** Task to carry out **
Please retype the listing below word for word and exclude its images.
#### Materials provided ####
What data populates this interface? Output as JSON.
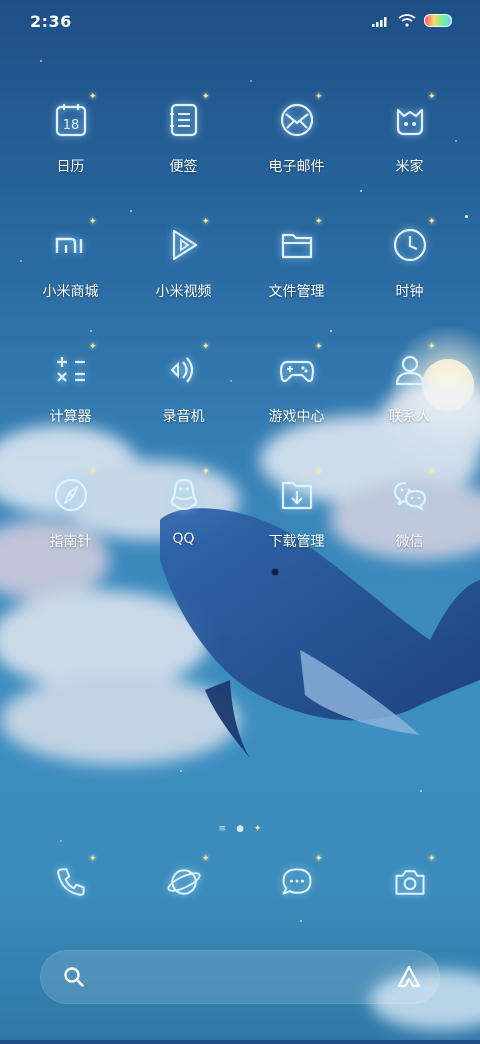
{
  "status_bar": {
    "time": "2:36"
  },
  "apps": [
    {
      "name": "calendar",
      "label": "日历",
      "icon": "calendar-icon",
      "day": "18"
    },
    {
      "name": "notes",
      "label": "便签",
      "icon": "notes-icon"
    },
    {
      "name": "email",
      "label": "电子邮件",
      "icon": "email-icon"
    },
    {
      "name": "mi-home",
      "label": "米家",
      "icon": "mi-home-icon"
    },
    {
      "name": "mi-store",
      "label": "小米商城",
      "icon": "mi-logo-icon"
    },
    {
      "name": "mi-video",
      "label": "小米视频",
      "icon": "play-icon"
    },
    {
      "name": "file-manager",
      "label": "文件管理",
      "icon": "folder-icon"
    },
    {
      "name": "clock",
      "label": "时钟",
      "icon": "clock-icon"
    },
    {
      "name": "calculator",
      "label": "计算器",
      "icon": "calculator-icon"
    },
    {
      "name": "recorder",
      "label": "录音机",
      "icon": "recorder-icon"
    },
    {
      "name": "game-center",
      "label": "游戏中心",
      "icon": "gamepad-icon"
    },
    {
      "name": "contacts",
      "label": "联系人",
      "icon": "contact-icon"
    },
    {
      "name": "compass",
      "label": "指南针",
      "icon": "compass-icon"
    },
    {
      "name": "qq",
      "label": "QQ",
      "icon": "qq-penguin-icon"
    },
    {
      "name": "downloads",
      "label": "下载管理",
      "icon": "download-icon"
    },
    {
      "name": "wechat",
      "label": "微信",
      "icon": "wechat-icon"
    }
  ],
  "dock": [
    {
      "name": "phone",
      "icon": "phone-icon"
    },
    {
      "name": "browser",
      "icon": "planet-icon"
    },
    {
      "name": "messages",
      "icon": "message-icon"
    },
    {
      "name": "camera",
      "icon": "camera-icon"
    }
  ],
  "search": {
    "left_icon": "search-icon",
    "right_icon": "assistant-icon"
  },
  "colors": {
    "icon_stroke": "#dff3ff",
    "glow": "#a0dcff",
    "sparkle": "#ffe98a"
  }
}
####
** Answer box **
What data populates this interface? Output as JSON.
{
  "status_bar": {
    "time": "2:36"
  },
  "apps": [
    {
      "name": "calendar",
      "label": "日历",
      "icon": "calendar-icon",
      "day": "18"
    },
    {
      "name": "notes",
      "label": "便签",
      "icon": "notes-icon"
    },
    {
      "name": "email",
      "label": "电子邮件",
      "icon": "email-icon"
    },
    {
      "name": "mi-home",
      "label": "米家",
      "icon": "mi-home-icon"
    },
    {
      "name": "mi-store",
      "label": "小米商城",
      "icon": "mi-logo-icon"
    },
    {
      "name": "mi-video",
      "label": "小米视频",
      "icon": "play-icon"
    },
    {
      "name": "file-manager",
      "label": "文件管理",
      "icon": "folder-icon"
    },
    {
      "name": "clock",
      "label": "时钟",
      "icon": "clock-icon"
    },
    {
      "name": "calculator",
      "label": "计算器",
      "icon": "calculator-icon"
    },
    {
      "name": "recorder",
      "label": "录音机",
      "icon": "recorder-icon"
    },
    {
      "name": "game-center",
      "label": "游戏中心",
      "icon": "gamepad-icon"
    },
    {
      "name": "contacts",
      "label": "联系人",
      "icon": "contact-icon"
    },
    {
      "name": "compass",
      "label": "指南针",
      "icon": "compass-icon"
    },
    {
      "name": "qq",
      "label": "QQ",
      "icon": "qq-penguin-icon"
    },
    {
      "name": "downloads",
      "label": "下载管理",
      "icon": "download-icon"
    },
    {
      "name": "wechat",
      "label": "微信",
      "icon": "wechat-icon"
    }
  ],
  "dock": [
    {
      "name": "phone",
      "icon": "phone-icon"
    },
    {
      "name": "browser",
      "icon": "planet-icon"
    },
    {
      "name": "messages",
      "icon": "message-icon"
    },
    {
      "name": "camera",
      "icon": "camera-icon"
    }
  ],
  "search": {
    "left_icon": "search-icon",
    "right_icon": "assistant-icon"
  },
  "colors": {
    "icon_stroke": "#dff3ff",
    "glow": "#a0dcff",
    "sparkle": "#ffe98a"
  }
}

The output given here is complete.